• [WHAT IS BEING ASKED]
Each record is to be copied exactly, with its pictures left behind.

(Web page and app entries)
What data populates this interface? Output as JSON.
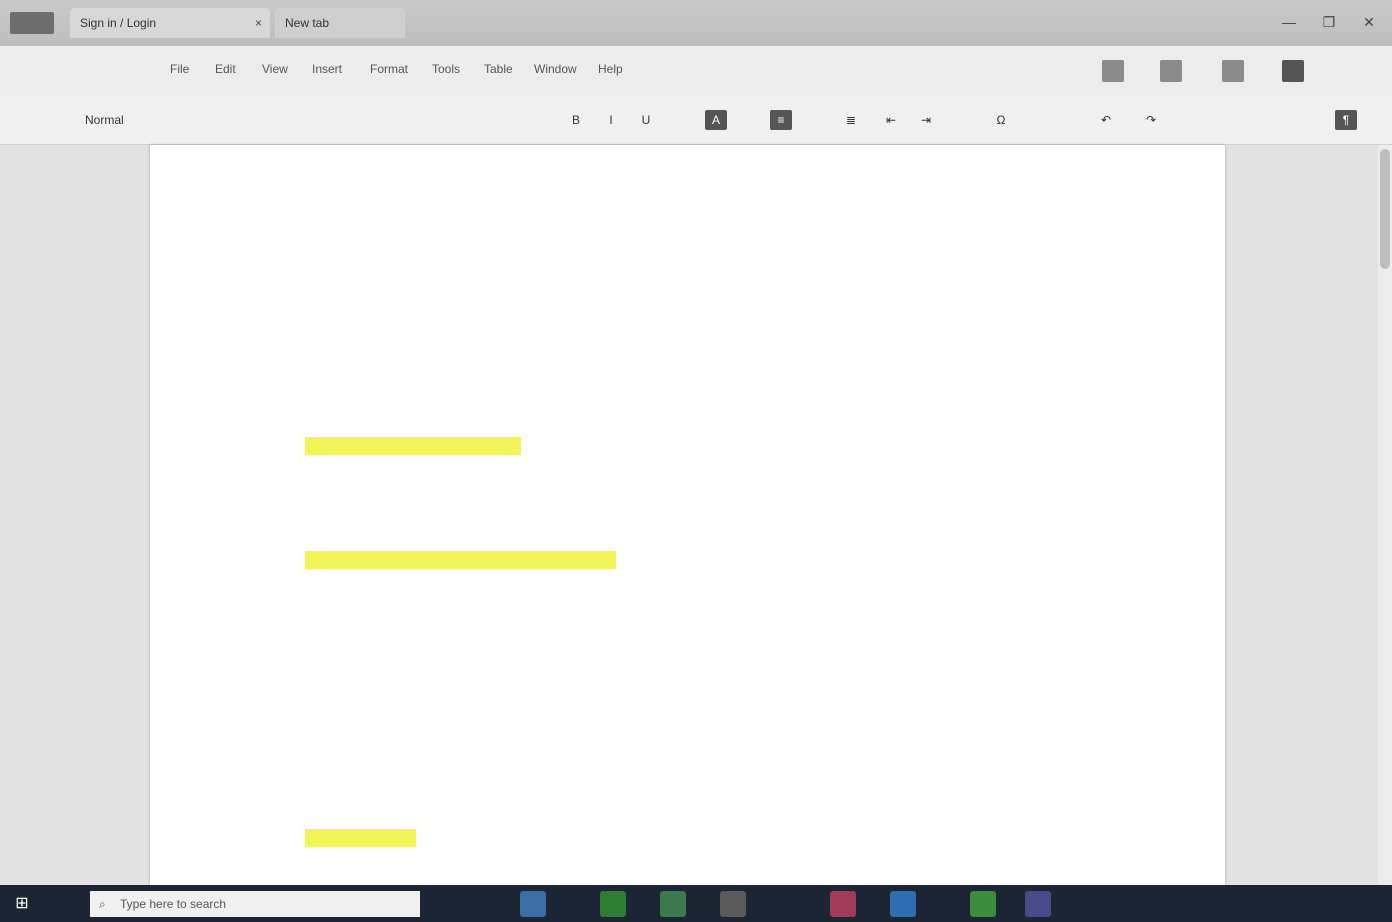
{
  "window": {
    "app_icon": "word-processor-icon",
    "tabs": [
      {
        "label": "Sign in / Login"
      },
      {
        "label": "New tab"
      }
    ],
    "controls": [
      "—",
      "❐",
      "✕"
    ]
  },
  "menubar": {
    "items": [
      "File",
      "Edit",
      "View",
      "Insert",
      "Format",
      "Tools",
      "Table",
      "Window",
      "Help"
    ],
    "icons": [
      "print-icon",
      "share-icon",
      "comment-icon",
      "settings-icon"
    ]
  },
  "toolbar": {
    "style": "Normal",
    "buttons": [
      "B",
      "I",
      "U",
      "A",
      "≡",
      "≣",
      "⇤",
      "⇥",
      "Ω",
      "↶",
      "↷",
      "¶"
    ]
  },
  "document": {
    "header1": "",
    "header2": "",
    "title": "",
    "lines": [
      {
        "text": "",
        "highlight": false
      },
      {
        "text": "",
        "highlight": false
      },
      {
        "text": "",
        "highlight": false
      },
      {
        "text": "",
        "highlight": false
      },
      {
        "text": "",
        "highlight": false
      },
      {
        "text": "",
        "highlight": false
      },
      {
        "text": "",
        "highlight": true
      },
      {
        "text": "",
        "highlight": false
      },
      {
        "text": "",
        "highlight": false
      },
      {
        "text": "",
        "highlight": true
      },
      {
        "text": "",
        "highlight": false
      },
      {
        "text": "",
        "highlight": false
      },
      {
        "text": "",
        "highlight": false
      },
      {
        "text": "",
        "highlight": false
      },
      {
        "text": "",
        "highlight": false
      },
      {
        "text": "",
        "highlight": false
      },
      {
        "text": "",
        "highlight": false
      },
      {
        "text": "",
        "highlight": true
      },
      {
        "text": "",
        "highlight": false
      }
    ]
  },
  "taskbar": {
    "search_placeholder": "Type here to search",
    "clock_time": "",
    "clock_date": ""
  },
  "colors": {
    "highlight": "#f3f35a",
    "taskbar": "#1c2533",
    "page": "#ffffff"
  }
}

• [RESULT FOR THIS EXERCISE]
What data populates this interface? Output as JSON.
{
  "window": {
    "app_icon": "word-processor-icon",
    "tabs": [
      {
        "label": "Sign in / Login"
      },
      {
        "label": "New tab"
      }
    ],
    "controls": [
      "—",
      "❐",
      "✕"
    ]
  },
  "menubar": {
    "items": [
      "File",
      "Edit",
      "View",
      "Insert",
      "Format",
      "Tools",
      "Table",
      "Window",
      "Help"
    ],
    "icons": [
      "print-icon",
      "share-icon",
      "comment-icon",
      "settings-icon"
    ]
  },
  "toolbar": {
    "style": "Normal",
    "buttons": [
      "B",
      "I",
      "U",
      "A",
      "≡",
      "≣",
      "⇤",
      "⇥",
      "Ω",
      "↶",
      "↷",
      "¶"
    ]
  },
  "document": {
    "header1": "",
    "header2": "",
    "title": "",
    "lines": [
      {
        "text": "",
        "highlight": false
      },
      {
        "text": "",
        "highlight": false
      },
      {
        "text": "",
        "highlight": false
      },
      {
        "text": "",
        "highlight": false
      },
      {
        "text": "",
        "highlight": false
      },
      {
        "text": "",
        "highlight": false
      },
      {
        "text": "",
        "highlight": true
      },
      {
        "text": "",
        "highlight": false
      },
      {
        "text": "",
        "highlight": false
      },
      {
        "text": "",
        "highlight": true
      },
      {
        "text": "",
        "highlight": false
      },
      {
        "text": "",
        "highlight": false
      },
      {
        "text": "",
        "highlight": false
      },
      {
        "text": "",
        "highlight": false
      },
      {
        "text": "",
        "highlight": false
      },
      {
        "text": "",
        "highlight": false
      },
      {
        "text": "",
        "highlight": false
      },
      {
        "text": "",
        "highlight": true
      },
      {
        "text": "",
        "highlight": false
      }
    ]
  },
  "taskbar": {
    "search_placeholder": "Type here to search",
    "clock_time": "",
    "clock_date": ""
  },
  "colors": {
    "highlight": "#f3f35a",
    "taskbar": "#1c2533",
    "page": "#ffffff"
  }
}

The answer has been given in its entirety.